I agree that this is a version of the features-gates-on-stable proposal: just a relatively weakened one, and with the opposite emphasis. The real transition mechanism is editions. But between editions, we have this mechanism to let you get a temporary “preview” of what is to come.

Overall, I see basically five ways forward when it comes to keywords. Here are the pros/cons I see in short:

  • Use some less good syntax in the interim. e.g., do try { ... } instead of try { .. }.
    • Pro: keywords available to all immediately, easy to migrate to new edition
    • Con: Looks funny, might not always work?
  • Use #![keywords(foo)] to opt-in on a limited basis.
    • Pro: easy to implement, sort of easy to explain
    • Con: lets people subset the language in the middle of an edition
  • Minor-editions (2018.1)
    • Pro: keeps the language moving forward in lock step in some sense
    • Con: seems like a lot of machinery, confuses the messaging in some sense
  • Reserve keywords
    • Pro: have the syntax you want…
    • Con: …if you can predict and agree upon it in advance (i.e., puts the bikeshed first and foremost, before we’ve even fully designed the feature!). Also, if we reserve multiple keywords, causes more pain than will be needed.
  • Wait it out
    • Pro: simple
    • Con: long time to wait sometimes!

Are there more possibilities?


Cool, thanks. So it does seem that scope is the significant bit here.

I’m still a fan of “Reserve keywords” personally.


Have a use-site marker for something being a keyword, like we have r#loop to make something an ident instead of a keyword. Has a bonus of making it possible to write code that works both before and after the edition that reserves it, and is a localized thing, not a crate-level attribute.

This is a big part of why I think the “just wait for the next train” that works well for our regular releases cannot work for editions. And it’s even worse because it’s not only long, it’s uncertain. I’ve heard 2021 a bunch, but I’ve also heard shorter and longer.


I’d be concerned that this may be confused with versions. Using arbitrary identifiers: Someone may try to unlock “2018.3”, then wonder why it hasn’t worked, only to find they need both that and the Rust 1.23 compiler.

It might also be confusing if the minor edition gates keywords but not other syntax changes (e.g. elisions).

There was a post on one of the RFCs (I do not remember which) from one of the serde(?) maintainers about syntax and backwards compatibility. They said, in effect, that they’re careful to upgrade to new compilers only when they can improve their API, specifically to avoid accidentally relying on ergonomic features. Minor editions may meet their needs better, since they’d be able to get the bugfixes and performance improvements of a new compiler without worrying about accidentally relying on those features.
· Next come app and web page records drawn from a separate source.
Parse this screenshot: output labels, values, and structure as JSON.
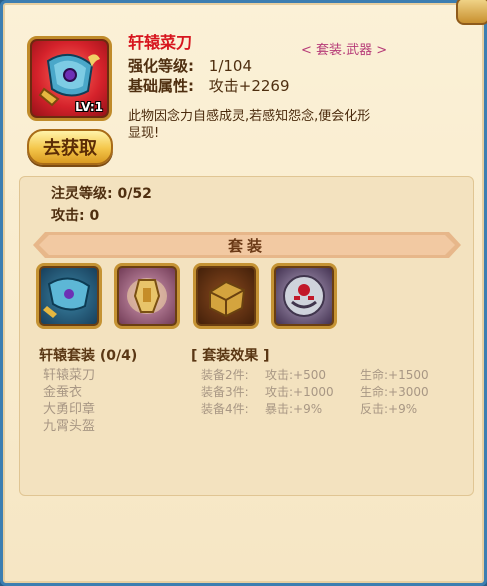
{
  "item": {
    "name": "轩辕菜刀",
    "level_badge": "LV:1",
    "type": "< 套装.武器 >",
    "enhance_label": "强化等级:",
    "enhance_value": "1/104",
    "base_label": "基础属性:",
    "base_value": "攻击+2269",
    "description": "此物因念力自感成灵,若感知怨念,便会化形显现!",
    "get_button": "去获取"
  },
  "refine": {
    "level": "注灵等级: 0/52",
    "attack": "攻击: 0"
  },
  "set": {
    "banner": "套装",
    "icons": [
      {
        "icon": "cleaver-weapon-icon"
      },
      {
        "icon": "golden-armor-icon"
      },
      {
        "icon": "seal-icon"
      },
      {
        "icon": "helmet-icon"
      }
    ],
    "title": "轩辕套装 (0/4)",
    "members": [
      "轩辕菜刀",
      "金蚕衣",
      "大勇印章",
      "九霄头盔"
    ],
    "effect_title": "[ 套装效果 ]",
    "effects": [
      {
        "req": "装备2件:",
        "stat1": "攻击:+500",
        "stat2": "生命:+1500"
      },
      {
        "req": "装备3件:",
        "stat1": "攻击:+1000",
        "stat2": "生命:+3000"
      },
      {
        "req": "装备4件:",
        "stat1": "暴击:+9%",
        "stat2": "反击:+9%"
      }
    ]
  },
  "colors": {
    "name_red": "#d7151e",
    "inactive_gray": "#a89784",
    "panel_bg": "#fbf1d7"
  }
}
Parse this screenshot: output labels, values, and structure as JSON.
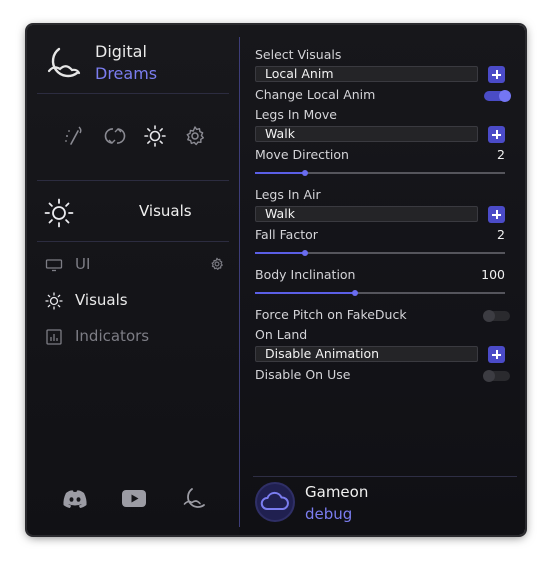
{
  "brand": {
    "name": "Digital",
    "sub": "Dreams",
    "accent": "#7b7df0"
  },
  "top_icons": [
    "wand-icon",
    "undo-redo-icon",
    "sun-icon",
    "gear-icon"
  ],
  "current_section": {
    "label": "Visuals",
    "icon": "sun-icon"
  },
  "nav": [
    {
      "label": "UI",
      "icon": "monitor-icon",
      "active": false
    },
    {
      "label": "Visuals",
      "icon": "sun-icon",
      "active": true
    },
    {
      "label": "Indicators",
      "icon": "bar-chart-icon",
      "active": false
    }
  ],
  "social": [
    "discord-icon",
    "youtube-icon",
    "moon-logo-icon"
  ],
  "settings": {
    "select_visuals": {
      "label": "Select Visuals",
      "value": "Local Anim"
    },
    "change_local_anim": {
      "label": "Change Local Anim",
      "on": true
    },
    "legs_in_move": {
      "label": "Legs In Move",
      "value": "Walk"
    },
    "move_direction": {
      "label": "Move Direction",
      "value": "2",
      "fraction": 0.2
    },
    "legs_in_air": {
      "label": "Legs In Air",
      "value": "Walk"
    },
    "fall_factor": {
      "label": "Fall Factor",
      "value": "2",
      "fraction": 0.2
    },
    "body_inclination": {
      "label": "Body Inclination",
      "value": "100",
      "fraction": 0.4
    },
    "force_pitch": {
      "label": "Force Pitch on FakeDuck",
      "on": false
    },
    "on_land": {
      "label": "On Land",
      "value": "Disable Animation"
    },
    "disable_on_use": {
      "label": "Disable On Use",
      "on": false
    }
  },
  "user": {
    "name": "Gameon",
    "role": "debug"
  }
}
On the other hand, I’d expect that to spike front-end complexity, as the minor editions could never be eliminated, and it butchers the epoch RFC’s guidance:

When opting in to a new epoch, existing deprecations may turn into hard errors, and the compiler may take advantage of that fact to repurpose existing usage, e.g. by introducing a new keyword. This is the only kind of breaking change a epoch opt-in can make.

If keyword gates are used, there should also be a “warn” level lint released ahead of the next edition to prepare for eliminating the keyword gate. This, then, implies that any keywords added after the “lint window” must be gated–they shouldn’t be included in the edition, because, otherwise, there wouldn’t be enough downstream notice.

Is there a variant of this that leverages a new rustup channel? I’m imagining something after “stable”, with the only difference being keyword reservation. When a word loses a meaning In linguistics, it’s called “archaic”. It has a negative connotation when applied to computer programs, but it’s as good a word as any to explain the channel’s motive.


Contextual keywords, not always feasible, but it was done for union keyword.


Specifically, not possible for try, fail, throw and such cases.


Fair enough, I suppose the alternative to fail and throw could be to use macro syntax, which is yet another possibility for the list (in fact, that’s what failure crate already does with bail! macro). This isn’t feasible for try for obvious reasons, although those situations should be rare.